The offences related to significant fire safety deficiencies identified during a routine fire safety audit conducted back in June 2021 by inspecting officers from the Northumberland Fire and Rescue Service. The deficiencies were deemed to pose a risk of death or serious injury in the event of fire.

Following the audit, fire officers had issued an Enforcement Notice outlining the measures Rohman needed to action in order to make the premises safe for guests and employees, but when those officers returned months later, they duly discovered that many of the fire deficiencies had not been rectified.

The offences included the following infractions of the law:

*inadequate compartmentation between the basement cellar and the ground floor

*the lack of a suitable and sufficient fire risk assessment

*a faulty fire alarm system

*unsafe emergency exits and escape routes, including signage left over from the COVID-19 pandemic, which might have sent guests the wrong way in the event of a fire episode

*a lack of staff training

*a breach of the aforementioned Enforcement Notice (to which Rohman also pleaded guilty)

“Element of profiteering”

Warren Spencer, managing director of legal firm Blackhurst Budd who prosecuted the case on behalf of the Northumberland Fire and Rescue Service (and who is also a regular guest on the Fire Safety Matters Podcast), told Newcastle Crown Court that four previous Enforcement Notices had been issued to Rohman between 2009 and 2019 in respect of similar fire breaches.

In sentencing Rohman, His Honour Judge Stephen Earl told the hotelier that he had a flagrant history of breaching the fire safety regulations and that there had been an “element of profiteering” instead of making his premises safe.

His Honour sentenced Rohman to 12 months custody for failing to make a suitable and sufficient fire risk assessment of the premises and 12 months custody for breaching the Enforcement Notice, each to run consecutively, but suspended for a period of two years.

Rohman was sentenced to nine months custody for each of the other eight charges, to run concurrently, and also suspended for two years. Further, Rohman was ordered by His Honour to complete a 250-hour community order and pay £24,124 in costs.

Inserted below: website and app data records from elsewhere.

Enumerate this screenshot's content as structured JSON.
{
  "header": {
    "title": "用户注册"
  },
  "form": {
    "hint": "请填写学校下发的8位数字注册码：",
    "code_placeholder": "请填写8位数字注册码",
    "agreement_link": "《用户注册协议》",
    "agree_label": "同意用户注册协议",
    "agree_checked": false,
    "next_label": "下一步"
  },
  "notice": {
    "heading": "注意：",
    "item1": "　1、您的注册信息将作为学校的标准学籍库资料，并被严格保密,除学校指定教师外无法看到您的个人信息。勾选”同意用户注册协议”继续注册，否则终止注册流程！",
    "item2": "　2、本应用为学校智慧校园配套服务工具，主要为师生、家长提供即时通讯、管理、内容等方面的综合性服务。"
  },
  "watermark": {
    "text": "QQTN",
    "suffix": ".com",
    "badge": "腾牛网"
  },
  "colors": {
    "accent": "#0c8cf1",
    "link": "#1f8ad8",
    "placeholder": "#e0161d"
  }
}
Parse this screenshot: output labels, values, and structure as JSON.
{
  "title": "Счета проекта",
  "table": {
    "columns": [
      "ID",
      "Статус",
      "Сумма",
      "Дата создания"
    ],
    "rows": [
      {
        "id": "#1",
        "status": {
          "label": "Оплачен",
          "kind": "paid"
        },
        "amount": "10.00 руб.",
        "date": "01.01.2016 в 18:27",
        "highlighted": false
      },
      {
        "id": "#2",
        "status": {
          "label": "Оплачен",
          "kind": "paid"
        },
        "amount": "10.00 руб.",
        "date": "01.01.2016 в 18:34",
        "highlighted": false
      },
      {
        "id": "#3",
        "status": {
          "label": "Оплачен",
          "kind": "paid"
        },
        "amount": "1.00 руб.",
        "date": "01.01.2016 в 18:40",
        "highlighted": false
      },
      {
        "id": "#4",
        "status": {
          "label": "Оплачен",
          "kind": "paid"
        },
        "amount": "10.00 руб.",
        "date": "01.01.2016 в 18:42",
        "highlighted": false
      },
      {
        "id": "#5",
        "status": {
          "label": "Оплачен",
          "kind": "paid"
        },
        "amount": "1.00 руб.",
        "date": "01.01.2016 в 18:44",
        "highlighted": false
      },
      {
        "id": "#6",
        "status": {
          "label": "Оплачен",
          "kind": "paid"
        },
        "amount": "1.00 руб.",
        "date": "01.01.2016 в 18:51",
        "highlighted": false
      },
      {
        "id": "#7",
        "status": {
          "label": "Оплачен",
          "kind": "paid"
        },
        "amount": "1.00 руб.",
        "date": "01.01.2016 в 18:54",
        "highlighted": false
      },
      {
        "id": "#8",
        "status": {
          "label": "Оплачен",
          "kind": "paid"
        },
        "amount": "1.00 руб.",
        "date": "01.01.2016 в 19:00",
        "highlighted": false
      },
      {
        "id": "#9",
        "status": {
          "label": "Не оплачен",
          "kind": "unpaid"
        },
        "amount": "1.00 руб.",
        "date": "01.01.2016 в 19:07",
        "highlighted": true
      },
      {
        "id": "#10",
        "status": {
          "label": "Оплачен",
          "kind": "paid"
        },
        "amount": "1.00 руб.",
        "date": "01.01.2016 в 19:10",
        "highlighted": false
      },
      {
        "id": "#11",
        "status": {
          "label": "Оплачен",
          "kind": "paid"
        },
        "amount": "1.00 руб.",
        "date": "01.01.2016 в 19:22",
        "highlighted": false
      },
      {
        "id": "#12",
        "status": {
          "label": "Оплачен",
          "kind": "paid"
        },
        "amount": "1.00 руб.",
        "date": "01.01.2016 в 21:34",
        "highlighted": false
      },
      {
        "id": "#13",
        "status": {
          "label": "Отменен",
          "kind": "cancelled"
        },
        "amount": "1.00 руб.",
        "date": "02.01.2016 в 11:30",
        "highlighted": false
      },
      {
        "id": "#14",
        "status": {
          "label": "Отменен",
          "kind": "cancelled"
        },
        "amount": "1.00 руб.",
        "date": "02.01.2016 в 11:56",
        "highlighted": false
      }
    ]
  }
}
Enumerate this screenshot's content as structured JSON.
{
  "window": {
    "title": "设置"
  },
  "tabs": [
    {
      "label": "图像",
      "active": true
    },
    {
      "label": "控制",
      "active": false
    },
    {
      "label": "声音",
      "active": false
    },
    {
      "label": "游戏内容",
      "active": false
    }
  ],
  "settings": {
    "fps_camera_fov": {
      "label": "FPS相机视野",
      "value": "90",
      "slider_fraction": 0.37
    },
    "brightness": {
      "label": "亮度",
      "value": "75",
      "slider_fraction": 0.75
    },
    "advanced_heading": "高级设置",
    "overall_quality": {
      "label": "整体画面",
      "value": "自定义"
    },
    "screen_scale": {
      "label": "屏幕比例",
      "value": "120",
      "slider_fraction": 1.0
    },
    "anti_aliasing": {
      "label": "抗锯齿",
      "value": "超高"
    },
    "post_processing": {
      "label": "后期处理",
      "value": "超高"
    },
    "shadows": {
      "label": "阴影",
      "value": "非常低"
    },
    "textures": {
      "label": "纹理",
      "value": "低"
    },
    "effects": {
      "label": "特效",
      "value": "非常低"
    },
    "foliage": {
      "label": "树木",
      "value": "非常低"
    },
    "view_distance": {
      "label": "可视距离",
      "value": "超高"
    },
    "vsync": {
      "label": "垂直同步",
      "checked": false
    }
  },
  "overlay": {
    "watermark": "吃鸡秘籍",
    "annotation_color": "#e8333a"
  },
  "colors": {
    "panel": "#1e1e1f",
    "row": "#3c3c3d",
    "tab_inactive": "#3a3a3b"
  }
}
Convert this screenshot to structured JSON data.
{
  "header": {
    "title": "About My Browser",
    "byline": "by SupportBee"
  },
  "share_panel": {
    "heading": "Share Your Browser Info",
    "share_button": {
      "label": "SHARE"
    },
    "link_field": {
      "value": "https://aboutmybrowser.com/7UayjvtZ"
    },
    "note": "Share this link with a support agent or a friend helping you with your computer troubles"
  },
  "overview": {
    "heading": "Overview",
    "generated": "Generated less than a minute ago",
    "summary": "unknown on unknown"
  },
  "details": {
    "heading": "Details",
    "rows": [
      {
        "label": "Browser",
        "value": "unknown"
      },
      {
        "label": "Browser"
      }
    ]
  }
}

Richard Leighton, Group manager of the Fire Safety Department at the Northumberland Fire and Rescue Service, observed: “The safety of our communities in Northumberland is our priority. We will always work with those responsible for fire safety within premises where fire safety legislation applies to ensure people are safe from the risk of fire and encourage them to reach out to us to ensure they have the correct fire safety plans in place.”